Source information
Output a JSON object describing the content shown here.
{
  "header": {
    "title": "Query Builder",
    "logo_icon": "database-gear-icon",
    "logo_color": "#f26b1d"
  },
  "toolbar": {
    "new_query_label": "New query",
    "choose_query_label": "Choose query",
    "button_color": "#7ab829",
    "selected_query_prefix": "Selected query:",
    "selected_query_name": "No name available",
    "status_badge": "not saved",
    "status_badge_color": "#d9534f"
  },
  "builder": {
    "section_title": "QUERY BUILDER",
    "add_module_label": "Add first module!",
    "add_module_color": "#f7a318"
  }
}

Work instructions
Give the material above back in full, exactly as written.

Written solution
Output a JSON object describing the content shown here.
{
  "header": {
    "title": "Query Builder",
    "logo_icon": "database-gear-icon",
    "logo_color": "#f26b1d"
  },
  "toolbar": {
    "new_query_label": "New query",
    "choose_query_label": "Choose query",
    "button_color": "#7ab829",
    "selected_query_prefix": "Selected query:",
    "selected_query_name": "No name available",
    "status_badge": "not saved",
    "status_badge_color": "#d9534f"
  },
  "builder": {
    "section_title": "QUERY BUILDER",
    "add_module_label": "Add first module!",
    "add_module_color": "#f7a318"
  }
}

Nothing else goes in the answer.